Listed entries:
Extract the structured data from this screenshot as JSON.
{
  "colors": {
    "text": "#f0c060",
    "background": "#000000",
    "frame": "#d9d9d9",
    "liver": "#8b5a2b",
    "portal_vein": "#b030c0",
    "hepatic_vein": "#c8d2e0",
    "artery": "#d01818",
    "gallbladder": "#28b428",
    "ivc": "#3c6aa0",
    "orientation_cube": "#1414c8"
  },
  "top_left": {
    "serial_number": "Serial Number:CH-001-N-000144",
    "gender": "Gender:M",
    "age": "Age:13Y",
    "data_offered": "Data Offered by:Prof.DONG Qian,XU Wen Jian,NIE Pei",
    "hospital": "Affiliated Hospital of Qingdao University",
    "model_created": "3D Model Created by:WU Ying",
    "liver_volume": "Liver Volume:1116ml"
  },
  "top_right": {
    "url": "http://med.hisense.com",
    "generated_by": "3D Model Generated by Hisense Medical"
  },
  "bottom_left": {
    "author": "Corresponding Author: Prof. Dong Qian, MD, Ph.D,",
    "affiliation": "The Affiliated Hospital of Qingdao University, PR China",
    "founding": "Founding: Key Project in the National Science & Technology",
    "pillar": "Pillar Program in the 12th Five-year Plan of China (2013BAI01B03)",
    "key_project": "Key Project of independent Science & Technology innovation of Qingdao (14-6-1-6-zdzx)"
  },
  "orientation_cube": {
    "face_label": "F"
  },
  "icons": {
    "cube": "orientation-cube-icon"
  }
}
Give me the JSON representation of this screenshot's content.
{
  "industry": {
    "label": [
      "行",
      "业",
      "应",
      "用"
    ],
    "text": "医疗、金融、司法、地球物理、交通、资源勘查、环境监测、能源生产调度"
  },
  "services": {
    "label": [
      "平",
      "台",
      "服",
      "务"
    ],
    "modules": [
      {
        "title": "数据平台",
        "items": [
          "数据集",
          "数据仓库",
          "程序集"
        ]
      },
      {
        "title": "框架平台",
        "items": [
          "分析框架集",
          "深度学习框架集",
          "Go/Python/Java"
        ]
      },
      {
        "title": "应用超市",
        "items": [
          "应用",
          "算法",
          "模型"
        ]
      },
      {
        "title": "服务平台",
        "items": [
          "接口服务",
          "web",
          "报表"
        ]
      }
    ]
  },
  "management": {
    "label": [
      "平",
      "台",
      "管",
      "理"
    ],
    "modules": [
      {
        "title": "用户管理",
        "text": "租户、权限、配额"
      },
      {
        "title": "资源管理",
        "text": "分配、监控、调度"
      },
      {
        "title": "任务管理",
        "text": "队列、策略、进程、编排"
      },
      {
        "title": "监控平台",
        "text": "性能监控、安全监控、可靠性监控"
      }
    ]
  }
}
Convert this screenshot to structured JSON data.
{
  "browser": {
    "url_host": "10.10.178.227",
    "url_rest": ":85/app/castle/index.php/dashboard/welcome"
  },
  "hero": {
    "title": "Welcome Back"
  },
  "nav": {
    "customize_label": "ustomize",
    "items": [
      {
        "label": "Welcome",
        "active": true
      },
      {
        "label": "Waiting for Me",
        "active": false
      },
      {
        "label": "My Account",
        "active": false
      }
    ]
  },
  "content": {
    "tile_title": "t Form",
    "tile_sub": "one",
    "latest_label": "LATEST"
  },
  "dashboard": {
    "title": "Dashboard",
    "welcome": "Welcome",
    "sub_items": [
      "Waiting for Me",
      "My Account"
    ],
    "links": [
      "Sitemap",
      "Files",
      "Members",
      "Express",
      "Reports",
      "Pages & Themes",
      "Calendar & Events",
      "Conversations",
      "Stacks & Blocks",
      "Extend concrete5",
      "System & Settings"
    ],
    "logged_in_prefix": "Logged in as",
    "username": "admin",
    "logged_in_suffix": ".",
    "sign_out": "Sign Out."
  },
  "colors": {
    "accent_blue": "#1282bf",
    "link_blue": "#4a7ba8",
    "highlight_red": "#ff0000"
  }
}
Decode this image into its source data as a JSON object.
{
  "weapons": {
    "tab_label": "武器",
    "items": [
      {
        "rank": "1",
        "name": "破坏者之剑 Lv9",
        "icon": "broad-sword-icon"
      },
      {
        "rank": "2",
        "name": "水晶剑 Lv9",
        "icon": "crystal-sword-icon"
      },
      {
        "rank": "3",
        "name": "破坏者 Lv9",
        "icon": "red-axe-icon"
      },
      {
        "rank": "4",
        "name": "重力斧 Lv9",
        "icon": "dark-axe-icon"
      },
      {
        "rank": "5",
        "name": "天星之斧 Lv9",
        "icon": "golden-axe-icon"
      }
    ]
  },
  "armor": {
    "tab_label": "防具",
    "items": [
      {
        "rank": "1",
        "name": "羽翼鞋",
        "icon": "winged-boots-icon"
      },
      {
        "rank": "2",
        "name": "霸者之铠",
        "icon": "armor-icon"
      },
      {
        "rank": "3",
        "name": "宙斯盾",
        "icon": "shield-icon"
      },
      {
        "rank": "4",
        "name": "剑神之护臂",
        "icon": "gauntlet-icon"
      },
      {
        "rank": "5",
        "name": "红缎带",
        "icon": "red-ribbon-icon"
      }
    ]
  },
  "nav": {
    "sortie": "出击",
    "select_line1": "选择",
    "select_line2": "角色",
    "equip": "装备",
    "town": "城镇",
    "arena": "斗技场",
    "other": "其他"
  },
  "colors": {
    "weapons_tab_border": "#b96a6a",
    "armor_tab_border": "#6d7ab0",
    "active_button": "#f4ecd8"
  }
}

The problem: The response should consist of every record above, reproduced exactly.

Exercise result:
Extract the structured data from this screenshot as JSON.
{
  "colors": {
    "text": "#f0c060",
    "background": "#000000",
    "frame": "#d9d9d9",
    "liver": "#8b5a2b",
    "portal_vein": "#b030c0",
    "hepatic_vein": "#c8d2e0",
    "artery": "#d01818",
    "gallbladder": "#28b428",
    "ivc": "#3c6aa0",
    "orientation_cube": "#1414c8"
  },
  "top_left": {
    "serial_number": "Serial Number:CH-001-N-000144",
    "gender": "Gender:M",
    "age": "Age:13Y",
    "data_offered": "Data Offered by:Prof.DONG Qian,XU Wen Jian,NIE Pei",
    "hospital": "Affiliated Hospital of Qingdao University",
    "model_created": "3D Model Created by:WU Ying",
    "liver_volume": "Liver Volume:1116ml"
  },
  "top_right": {
    "url": "http://med.hisense.com",
    "generated_by": "3D Model Generated by Hisense Medical"
  },
  "bottom_left": {
    "author": "Corresponding Author: Prof. Dong Qian, MD, Ph.D,",
    "affiliation": "The Affiliated Hospital of Qingdao University, PR China",
    "founding": "Founding: Key Project in the National Science & Technology",
    "pillar": "Pillar Program in the 12th Five-year Plan of China (2013BAI01B03)",
    "key_project": "Key Project of independent Science & Technology innovation of Qingdao (14-6-1-6-zdzx)"
  },
  "orientation_cube": {
    "face_label": "F"
  },
  "icons": {
    "cube": "orientation-cube-icon"
  }
}
Give me the JSON representation of this screenshot's content.
{
  "industry": {
    "label": [
      "行",
      "业",
      "应",
      "用"
    ],
    "text": "医疗、金融、司法、地球物理、交通、资源勘查、环境监测、能源生产调度"
  },
  "services": {
    "label": [
      "平",
      "台",
      "服",
      "务"
    ],
    "modules": [
      {
        "title": "数据平台",
        "items": [
          "数据集",
          "数据仓库",
          "程序集"
        ]
      },
      {
        "title": "框架平台",
        "items": [
          "分析框架集",
          "深度学习框架集",
          "Go/Python/Java"
        ]
      },
      {
        "title": "应用超市",
        "items": [
          "应用",
          "算法",
          "模型"
        ]
      },
      {
        "title": "服务平台",
        "items": [
          "接口服务",
          "web",
          "报表"
        ]
      }
    ]
  },
  "management": {
    "label": [
      "平",
      "台",
      "管",
      "理"
    ],
    "modules": [
      {
        "title": "用户管理",
        "text": "租户、权限、配额"
      },
      {
        "title": "资源管理",
        "text": "分配、监控、调度"
      },
      {
        "title": "任务管理",
        "text": "队列、策略、进程、编排"
      },
      {
        "title": "监控平台",
        "text": "性能监控、安全监控、可靠性监控"
      }
    ]
  }
}
Convert this screenshot to structured JSON data.
{
  "browser": {
    "url_host": "10.10.178.227",
    "url_rest": ":85/app/castle/index.php/dashboard/welcome"
  },
  "hero": {
    "title": "Welcome Back"
  },
  "nav": {
    "customize_label": "ustomize",
    "items": [
      {
        "label": "Welcome",
        "active": true
      },
      {
        "label": "Waiting for Me",
        "active": false
      },
      {
        "label": "My Account",
        "active": false
      }
    ]
  },
  "content": {
    "tile_title": "t Form",
    "tile_sub": "one",
    "latest_label": "LATEST"
  },
  "dashboard": {
    "title": "Dashboard",
    "welcome": "Welcome",
    "sub_items": [
      "Waiting for Me",
      "My Account"
    ],
    "links": [
      "Sitemap",
      "Files",
      "Members",
      "Express",
      "Reports",
      "Pages & Themes",
      "Calendar & Events",
      "Conversations",
      "Stacks & Blocks",
      "Extend concrete5",
      "System & Settings"
    ],
    "logged_in_prefix": "Logged in as",
    "username": "admin",
    "logged_in_suffix": ".",
    "sign_out": "Sign Out."
  },
  "colors": {
    "accent_blue": "#1282bf",
    "link_blue": "#4a7ba8",
    "highlight_red": "#ff0000"
  }
}
Decode this image into its source data as a JSON object.
{
  "weapons": {
    "tab_label": "武器",
    "items": [
      {
        "rank": "1",
        "name": "破坏者之剑 Lv9",
        "icon": "broad-sword-icon"
      },
      {
        "rank": "2",
        "name": "水晶剑 Lv9",
        "icon": "crystal-sword-icon"
      },
      {
        "rank": "3",
        "name": "破坏者 Lv9",
        "icon": "red-axe-icon"
      },
      {
        "rank": "4",
        "name": "重力斧 Lv9",
        "icon": "dark-axe-icon"
      },
      {
        "rank": "5",
        "name": "天星之斧 Lv9",
        "icon": "golden-axe-icon"
      }
    ]
  },
  "armor": {
    "tab_label": "防具",
    "items": [
      {
        "rank": "1",
        "name": "羽翼鞋",
        "icon": "winged-boots-icon"
      },
      {
        "rank": "2",
        "name": "霸者之铠",
        "icon": "armor-icon"
      },
      {
        "rank": "3",
        "name": "宙斯盾",
        "icon": "shield-icon"
      },
      {
        "rank": "4",
        "name": "剑神之护臂",
        "icon": "gauntlet-icon"
      },
      {
        "rank": "5",
        "name": "红缎带",
        "icon": "red-ribbon-icon"
      }
    ]
  },
  "nav": {
    "sortie": "出击",
    "select_line1": "选择",
    "select_line2": "角色",
    "equip": "装备",
    "town": "城镇",
    "arena": "斗技场",
    "other": "其他"
  },
  "colors": {
    "weapons_tab_border": "#b96a6a",
    "armor_tab_border": "#6d7ab0",
    "active_button": "#f4ecd8"
  }
}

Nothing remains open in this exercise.